[Assigned task] The answer must consist of each line below that holds the word "SNMP", copied as it stands.

[Material supplied]
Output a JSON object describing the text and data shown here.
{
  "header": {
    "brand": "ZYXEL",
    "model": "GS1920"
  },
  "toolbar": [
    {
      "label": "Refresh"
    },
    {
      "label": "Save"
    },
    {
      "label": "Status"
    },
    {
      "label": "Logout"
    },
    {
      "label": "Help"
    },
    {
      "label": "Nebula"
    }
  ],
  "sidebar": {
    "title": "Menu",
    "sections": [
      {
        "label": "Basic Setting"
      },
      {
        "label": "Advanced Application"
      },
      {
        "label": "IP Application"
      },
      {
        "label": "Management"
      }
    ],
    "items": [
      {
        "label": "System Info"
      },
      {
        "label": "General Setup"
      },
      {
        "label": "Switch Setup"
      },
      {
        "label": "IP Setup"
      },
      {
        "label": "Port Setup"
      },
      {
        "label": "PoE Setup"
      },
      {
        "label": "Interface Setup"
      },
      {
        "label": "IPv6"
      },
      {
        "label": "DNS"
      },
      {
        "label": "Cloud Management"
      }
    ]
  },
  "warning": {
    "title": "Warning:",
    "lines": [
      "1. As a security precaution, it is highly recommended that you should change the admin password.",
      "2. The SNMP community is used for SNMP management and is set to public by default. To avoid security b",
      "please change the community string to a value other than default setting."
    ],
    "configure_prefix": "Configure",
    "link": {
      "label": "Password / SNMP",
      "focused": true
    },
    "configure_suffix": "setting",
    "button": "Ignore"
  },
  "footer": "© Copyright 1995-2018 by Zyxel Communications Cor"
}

[Result of the task]
      "2. The SNMP community is used for SNMP management and is set to public by default. To avoid security b",
      "label": "Password / SNMP",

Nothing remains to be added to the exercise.